For example, a prospect who initially showed they were close to buying a home by checking out numerous listings on your site over a few-week span, and then stopped checking your content altogether for the past several months, is likely not a hot lead anymore and, in turn, shouldn’t receive multiple messages each week (or month, possibly). Instead, this list member should be moved to a different drip that simply sends emails like local market roundups.
Adjust your communications: What changes do you need to make to better your campaigns?
Just like you need to consistently check your Google Analytics metrics for your real estate agent website and other marketing channels, it’s imperative you analyze what has and hasn’t worked in your drip campaigns. For instance, if your data shows one specific email isn’t helping move any leads whatsoever through the funnel, or recipients are complaining about getting emails too often, it’s time to adjust your messaging schedule and perhaps even eliminate one or more emails altogether.
Don’t look at ineffective emails as failures, though, as the mere information that no one clicked through — or even opened or read — a particular email message means you can turn your attention to other subject matters to integrate in your campaigns. Testing is a part of marketing, and over time, if you test enough, you’ll find the magic email mix for your campaigns.
Are you planning to start a drip email campaign soon? What else do you want to know about drip real estate email marketing? Share your questions with us below!
Published on April 29, 2015
Written by Matthew Bushery
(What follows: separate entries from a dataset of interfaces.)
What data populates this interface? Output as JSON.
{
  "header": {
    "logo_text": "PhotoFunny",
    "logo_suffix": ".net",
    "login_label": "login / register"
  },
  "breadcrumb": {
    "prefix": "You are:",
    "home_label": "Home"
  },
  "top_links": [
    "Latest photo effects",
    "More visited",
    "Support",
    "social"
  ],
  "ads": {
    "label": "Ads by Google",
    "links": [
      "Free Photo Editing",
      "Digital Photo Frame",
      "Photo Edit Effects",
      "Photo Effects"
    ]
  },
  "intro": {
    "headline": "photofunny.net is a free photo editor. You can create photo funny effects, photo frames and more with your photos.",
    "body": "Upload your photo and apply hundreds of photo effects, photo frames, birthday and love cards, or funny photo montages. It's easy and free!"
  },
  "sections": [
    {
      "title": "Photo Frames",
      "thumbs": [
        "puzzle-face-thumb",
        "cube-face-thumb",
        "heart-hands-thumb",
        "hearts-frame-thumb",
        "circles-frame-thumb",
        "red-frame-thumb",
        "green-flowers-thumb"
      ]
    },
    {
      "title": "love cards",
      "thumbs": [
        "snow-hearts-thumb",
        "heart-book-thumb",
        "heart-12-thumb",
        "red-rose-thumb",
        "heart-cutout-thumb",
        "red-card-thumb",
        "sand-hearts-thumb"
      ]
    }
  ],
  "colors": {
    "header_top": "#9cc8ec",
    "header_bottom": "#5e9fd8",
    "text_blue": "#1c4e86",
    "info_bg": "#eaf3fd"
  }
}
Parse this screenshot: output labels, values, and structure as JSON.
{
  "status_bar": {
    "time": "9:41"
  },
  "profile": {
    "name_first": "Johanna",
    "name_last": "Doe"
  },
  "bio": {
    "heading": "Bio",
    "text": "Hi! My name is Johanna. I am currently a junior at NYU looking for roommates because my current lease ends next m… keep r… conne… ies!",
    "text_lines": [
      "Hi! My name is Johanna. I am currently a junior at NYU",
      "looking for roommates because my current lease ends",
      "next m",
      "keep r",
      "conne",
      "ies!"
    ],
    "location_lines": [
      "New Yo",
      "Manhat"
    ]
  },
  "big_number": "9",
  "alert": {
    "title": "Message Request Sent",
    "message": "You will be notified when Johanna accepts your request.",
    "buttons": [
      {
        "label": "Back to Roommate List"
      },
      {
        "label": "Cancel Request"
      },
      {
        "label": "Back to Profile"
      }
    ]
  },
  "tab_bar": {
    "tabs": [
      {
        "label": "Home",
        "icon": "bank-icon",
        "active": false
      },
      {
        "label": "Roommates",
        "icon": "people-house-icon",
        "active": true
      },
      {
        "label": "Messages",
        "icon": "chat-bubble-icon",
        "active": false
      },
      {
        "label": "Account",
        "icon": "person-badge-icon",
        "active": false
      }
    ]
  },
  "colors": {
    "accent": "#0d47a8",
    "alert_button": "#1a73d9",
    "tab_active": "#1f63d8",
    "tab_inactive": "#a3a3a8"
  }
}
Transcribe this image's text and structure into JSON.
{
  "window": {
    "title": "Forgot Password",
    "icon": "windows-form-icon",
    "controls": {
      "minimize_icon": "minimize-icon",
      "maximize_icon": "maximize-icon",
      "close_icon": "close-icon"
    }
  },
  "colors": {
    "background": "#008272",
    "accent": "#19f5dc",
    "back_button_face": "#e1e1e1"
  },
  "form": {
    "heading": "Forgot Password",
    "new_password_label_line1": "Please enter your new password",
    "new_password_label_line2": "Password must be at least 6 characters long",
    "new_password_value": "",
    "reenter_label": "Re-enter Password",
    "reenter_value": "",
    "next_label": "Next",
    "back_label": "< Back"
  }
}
As the Content Creator at Placester, I'm devoted to producing content that helps transform real estate professionals' marketing efforts and bottom lines. When I'm not developing Academy posts here, I'm writing film reviews and screenplays (the latter of which will never see the light of day).